When I got to Laura and her husband’s house, I fell asleep on their couch with my small dog Casper in my lap. I ended up moving to a bed and maybe around 4 or 5 a.m. I was able to get the first proper nap since I had fallen asleep Thursday night. This was Saturday morning.
When I ended up coming back into Dresden, the damage was devastating. My office was gone. My house was gone. So many homes were gone, along with so many businesses, that thanks to my time with the Enterprise, I knew many of the owners and workers very well. It was devastating. But, we were all alive. We were getting word through the grapevine that it seemed like no one was dead so far early Saturday morning. It was the most uplifting news. I remember keeping my cool as much as possible because I knew that there was so much work to do, where would we sleep? Get clothes washed? Take care of our dogs? There was so much to do that I was determined to stay strong until I could finally get some rest and have a moment to myself.
We had lived at 220 East Maple St. for about six or so years. The house needed so much work. I remember sanding the window frames, working to get the smell of cat pee out of the house. My parents worked so hard on the house. I remember that on my 16th birthday, I painted my room because I wanted to so much. I graduated high school, got my associate’s degree, and my bachelor’s degree just earlier in 2021. It was the house that I went home to from work and that I felt we would be at for a very long time. Now it is all gone, being torn down a few months ago.
In the weeks that passed, we were helped and met so many wonderful people who have done nothing but try to make our lives as easy as it can be, considering everything.
My parents slept in their car for what felt like forever to watch for looters, who they would see rummage through other properties. Coming to my room at the Days Inn in Martin to take showers.
Now we have a house that we are currently working on, the same way we worked on 220 East Maple St. We lost a lot of things, mainly to me, all of our old Christmas ornaments that I had made in Elementary school and had been gifts from long-dead family members. But we didn’t lose our family photo albums, which had pictures that go back to the 40s. We were able to come together as a family with so many aunts, uncles, and cousins coming out of the woodwork to help us. We are so blessed despite everything that has happened.

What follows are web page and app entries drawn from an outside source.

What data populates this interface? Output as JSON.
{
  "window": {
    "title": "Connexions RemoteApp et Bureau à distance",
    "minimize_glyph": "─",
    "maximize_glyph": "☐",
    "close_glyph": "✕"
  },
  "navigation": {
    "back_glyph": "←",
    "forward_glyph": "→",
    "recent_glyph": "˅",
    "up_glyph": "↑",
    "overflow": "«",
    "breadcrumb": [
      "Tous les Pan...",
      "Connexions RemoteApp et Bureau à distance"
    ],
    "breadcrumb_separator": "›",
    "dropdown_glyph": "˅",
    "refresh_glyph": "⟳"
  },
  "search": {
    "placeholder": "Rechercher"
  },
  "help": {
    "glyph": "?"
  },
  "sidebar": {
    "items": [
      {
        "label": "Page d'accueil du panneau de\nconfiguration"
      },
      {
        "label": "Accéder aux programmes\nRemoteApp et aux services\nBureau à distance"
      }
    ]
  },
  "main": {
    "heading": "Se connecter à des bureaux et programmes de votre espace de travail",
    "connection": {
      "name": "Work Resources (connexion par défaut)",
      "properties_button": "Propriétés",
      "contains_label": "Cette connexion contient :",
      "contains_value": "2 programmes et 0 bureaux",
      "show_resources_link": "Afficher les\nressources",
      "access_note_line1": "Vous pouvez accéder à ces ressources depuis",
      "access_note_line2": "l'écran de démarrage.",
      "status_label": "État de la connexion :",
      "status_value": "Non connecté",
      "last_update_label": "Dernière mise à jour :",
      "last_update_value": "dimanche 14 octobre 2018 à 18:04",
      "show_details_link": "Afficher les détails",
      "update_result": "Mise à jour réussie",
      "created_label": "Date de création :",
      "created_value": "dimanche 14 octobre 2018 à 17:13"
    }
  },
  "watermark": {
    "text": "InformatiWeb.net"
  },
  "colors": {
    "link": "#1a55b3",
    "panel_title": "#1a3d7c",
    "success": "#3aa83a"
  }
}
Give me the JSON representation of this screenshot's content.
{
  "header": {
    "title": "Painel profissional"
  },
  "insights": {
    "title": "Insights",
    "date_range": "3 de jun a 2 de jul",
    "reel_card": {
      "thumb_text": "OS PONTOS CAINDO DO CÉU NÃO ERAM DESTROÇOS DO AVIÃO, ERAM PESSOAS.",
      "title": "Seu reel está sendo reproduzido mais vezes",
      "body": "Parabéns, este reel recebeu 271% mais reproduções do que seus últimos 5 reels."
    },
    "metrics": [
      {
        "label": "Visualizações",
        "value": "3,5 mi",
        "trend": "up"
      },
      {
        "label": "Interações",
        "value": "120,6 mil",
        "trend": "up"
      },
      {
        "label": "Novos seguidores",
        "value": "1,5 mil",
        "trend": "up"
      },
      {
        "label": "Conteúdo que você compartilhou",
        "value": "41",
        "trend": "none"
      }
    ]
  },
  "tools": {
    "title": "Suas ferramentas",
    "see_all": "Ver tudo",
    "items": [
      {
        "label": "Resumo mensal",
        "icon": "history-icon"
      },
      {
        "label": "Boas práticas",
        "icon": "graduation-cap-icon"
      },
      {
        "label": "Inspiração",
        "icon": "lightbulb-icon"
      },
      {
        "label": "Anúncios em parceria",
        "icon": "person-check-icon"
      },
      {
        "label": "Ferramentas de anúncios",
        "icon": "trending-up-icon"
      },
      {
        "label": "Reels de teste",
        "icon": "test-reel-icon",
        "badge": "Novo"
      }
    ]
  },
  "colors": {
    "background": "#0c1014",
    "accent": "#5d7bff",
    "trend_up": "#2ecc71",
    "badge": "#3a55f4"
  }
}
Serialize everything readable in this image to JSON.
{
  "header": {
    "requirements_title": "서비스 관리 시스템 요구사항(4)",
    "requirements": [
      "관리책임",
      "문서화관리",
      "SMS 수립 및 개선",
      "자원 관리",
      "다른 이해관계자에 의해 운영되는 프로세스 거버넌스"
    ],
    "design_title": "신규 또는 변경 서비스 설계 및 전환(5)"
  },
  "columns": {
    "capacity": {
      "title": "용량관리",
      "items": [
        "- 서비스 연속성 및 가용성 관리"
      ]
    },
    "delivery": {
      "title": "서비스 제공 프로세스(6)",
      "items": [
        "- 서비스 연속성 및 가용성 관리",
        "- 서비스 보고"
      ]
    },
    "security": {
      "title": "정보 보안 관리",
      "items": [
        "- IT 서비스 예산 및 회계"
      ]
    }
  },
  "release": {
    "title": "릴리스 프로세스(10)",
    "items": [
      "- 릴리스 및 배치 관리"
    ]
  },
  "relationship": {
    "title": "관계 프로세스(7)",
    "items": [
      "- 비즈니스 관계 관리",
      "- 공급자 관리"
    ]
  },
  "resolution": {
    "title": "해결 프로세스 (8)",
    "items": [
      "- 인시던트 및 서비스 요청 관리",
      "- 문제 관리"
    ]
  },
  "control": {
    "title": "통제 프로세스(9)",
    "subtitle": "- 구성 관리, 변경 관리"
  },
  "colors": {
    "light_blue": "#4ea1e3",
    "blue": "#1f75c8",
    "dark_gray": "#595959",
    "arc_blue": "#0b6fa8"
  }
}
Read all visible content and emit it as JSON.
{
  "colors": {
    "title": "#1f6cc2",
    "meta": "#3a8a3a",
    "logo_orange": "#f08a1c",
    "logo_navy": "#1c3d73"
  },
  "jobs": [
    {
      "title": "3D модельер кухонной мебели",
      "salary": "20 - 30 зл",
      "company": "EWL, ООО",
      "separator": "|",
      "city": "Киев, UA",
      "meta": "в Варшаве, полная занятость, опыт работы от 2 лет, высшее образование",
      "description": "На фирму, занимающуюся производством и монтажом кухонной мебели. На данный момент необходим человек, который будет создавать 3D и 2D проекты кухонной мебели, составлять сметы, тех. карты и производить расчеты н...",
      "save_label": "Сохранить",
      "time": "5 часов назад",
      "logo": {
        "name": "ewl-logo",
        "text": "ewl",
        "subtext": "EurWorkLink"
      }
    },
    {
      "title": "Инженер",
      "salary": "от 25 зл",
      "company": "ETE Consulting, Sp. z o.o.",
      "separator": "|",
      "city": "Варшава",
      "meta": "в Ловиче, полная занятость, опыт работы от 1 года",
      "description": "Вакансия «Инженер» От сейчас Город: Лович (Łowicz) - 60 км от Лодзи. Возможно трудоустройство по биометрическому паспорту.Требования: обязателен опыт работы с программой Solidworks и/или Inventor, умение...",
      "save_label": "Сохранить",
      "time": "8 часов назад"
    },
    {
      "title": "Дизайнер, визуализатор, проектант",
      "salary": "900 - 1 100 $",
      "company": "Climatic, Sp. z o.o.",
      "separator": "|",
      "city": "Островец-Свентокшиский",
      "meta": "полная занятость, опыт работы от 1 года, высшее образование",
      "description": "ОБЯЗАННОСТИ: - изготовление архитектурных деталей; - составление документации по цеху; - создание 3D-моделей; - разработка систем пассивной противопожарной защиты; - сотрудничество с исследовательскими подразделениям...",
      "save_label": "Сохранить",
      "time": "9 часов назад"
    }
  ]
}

We still have each other and soon we will have a beautiful house and a nice neighborhood, still in Dresden because we cannot see any other place we could call home, where I hope my parents can happily stay for a very long time.
I want to thank all of the strangers and family and friends who have helped us out during this time because there are so many people in the community who we do not even know that came up into our yard and asked what we needed them to do and they did it. They never complained or tried to get money or possessions out of us. It shows that Dresden is full of some of the best people.
Neighbors who are ready to pull up their sleeves and help at a moment’s notice.
Jasmine A. Williams
Formally of 220 East Maple Street, Dresden, Tennessee